Source: TIME: Health - June 29, 2020 Category: Consumer Health News Authors: Gavin Yamey Tags: Uncategorized COVID-19 Source Type: news

Coronavirus live news: WHO warns of global oxygen concentrator shortage as cases rise by 1m per week
Texas hospitals near capacity;Dutch brothels to reopen;volunteers receive first doses of experimental vaccine. Follow the latest updatesWHO warns of global oxygen shortageIndia has highest daily rise in casesEU border rules could bar US visitorsSee all our coronavirus coverage4.28amBSTThe death toll from the coronavirus in Latin America is expected to skyrocket to nearly 390,000 by October, with Brazil and Mexico seen accounting for two-thirds of fatalities as other nations in the region contain their outbreaks, the University of Washington said on Wednesday.4.09amBSTHi,Helen Sullivan here. A reminder you can get in touch ...
Source: Guardian Unlimited Science - June 25, 2020 Category: Science Authors: Helen Sullivan Tags: Coronavirus outbreak World news Science Infectious diseases Australia news UK news US news Microbiology Medical research Source Type: news

New U.S. Coronavirus Infections Return to Levels at Peak of Outbreak

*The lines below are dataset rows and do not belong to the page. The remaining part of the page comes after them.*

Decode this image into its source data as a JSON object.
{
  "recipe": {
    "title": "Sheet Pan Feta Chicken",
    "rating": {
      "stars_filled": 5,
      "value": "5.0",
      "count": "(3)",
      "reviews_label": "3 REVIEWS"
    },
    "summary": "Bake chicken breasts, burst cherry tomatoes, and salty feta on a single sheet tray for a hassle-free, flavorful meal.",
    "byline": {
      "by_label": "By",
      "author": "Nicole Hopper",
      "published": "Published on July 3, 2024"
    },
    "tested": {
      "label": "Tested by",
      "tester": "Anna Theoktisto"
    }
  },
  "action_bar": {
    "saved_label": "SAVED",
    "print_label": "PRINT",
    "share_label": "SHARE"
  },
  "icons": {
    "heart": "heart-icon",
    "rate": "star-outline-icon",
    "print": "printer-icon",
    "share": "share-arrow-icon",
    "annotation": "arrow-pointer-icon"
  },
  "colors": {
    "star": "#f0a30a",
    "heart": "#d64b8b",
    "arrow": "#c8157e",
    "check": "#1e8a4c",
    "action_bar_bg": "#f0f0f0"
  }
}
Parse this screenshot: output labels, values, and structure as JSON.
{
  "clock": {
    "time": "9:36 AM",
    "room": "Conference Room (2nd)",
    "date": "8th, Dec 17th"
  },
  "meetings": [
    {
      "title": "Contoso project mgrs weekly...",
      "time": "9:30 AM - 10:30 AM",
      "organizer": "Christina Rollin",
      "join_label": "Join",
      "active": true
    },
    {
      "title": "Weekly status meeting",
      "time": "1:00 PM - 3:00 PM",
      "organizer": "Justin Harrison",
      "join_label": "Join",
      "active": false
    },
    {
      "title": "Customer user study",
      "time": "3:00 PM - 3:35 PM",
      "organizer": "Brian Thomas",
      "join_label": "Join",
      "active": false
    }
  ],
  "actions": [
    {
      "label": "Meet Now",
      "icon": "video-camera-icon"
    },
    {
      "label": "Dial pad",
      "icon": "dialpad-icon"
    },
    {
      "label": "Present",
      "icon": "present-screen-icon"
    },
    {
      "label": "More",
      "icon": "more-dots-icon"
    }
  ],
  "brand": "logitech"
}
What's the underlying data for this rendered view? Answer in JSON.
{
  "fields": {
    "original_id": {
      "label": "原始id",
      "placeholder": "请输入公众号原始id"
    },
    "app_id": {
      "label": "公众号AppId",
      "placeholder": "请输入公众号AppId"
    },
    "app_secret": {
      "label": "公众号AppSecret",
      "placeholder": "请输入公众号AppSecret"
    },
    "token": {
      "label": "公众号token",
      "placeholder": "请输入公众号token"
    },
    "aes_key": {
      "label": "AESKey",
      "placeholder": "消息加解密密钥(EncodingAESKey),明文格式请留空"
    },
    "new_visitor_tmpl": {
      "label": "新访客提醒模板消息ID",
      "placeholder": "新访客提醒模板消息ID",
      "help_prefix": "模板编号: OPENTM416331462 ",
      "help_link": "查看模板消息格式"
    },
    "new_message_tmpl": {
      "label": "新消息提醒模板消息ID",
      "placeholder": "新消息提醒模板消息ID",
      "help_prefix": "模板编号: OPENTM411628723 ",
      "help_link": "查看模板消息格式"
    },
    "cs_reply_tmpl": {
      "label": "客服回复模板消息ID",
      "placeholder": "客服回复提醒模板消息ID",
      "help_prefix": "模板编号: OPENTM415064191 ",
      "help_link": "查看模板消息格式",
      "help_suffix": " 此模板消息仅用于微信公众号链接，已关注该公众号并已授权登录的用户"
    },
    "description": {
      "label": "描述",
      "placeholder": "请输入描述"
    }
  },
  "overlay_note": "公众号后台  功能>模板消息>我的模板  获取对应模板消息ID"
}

(HOUSTON) — A coronavirus resurgence is wiping out two months of progress in the U.S. and sending infections to dire new levels across the South and West, with hospital administrators and health experts warning Wednesday that politicians and a tired-of-being-cooped-up public are letting a disaster unfold. The U.S. recorded a one-day total of 34,700 new confirmed COVID-19 cases, the highest level since late April, when the number peaked at 36,400, according to a count kept by Johns Hopkins University. While newly confirmed infections have been declining steadily in early hot spots such as New York and New Jersey, seve...
Source: TIME: Health - June 24, 2020 Category: Consumer Health News Tags: Uncategorized COVID-19 News Desk overnight wire Source Type: news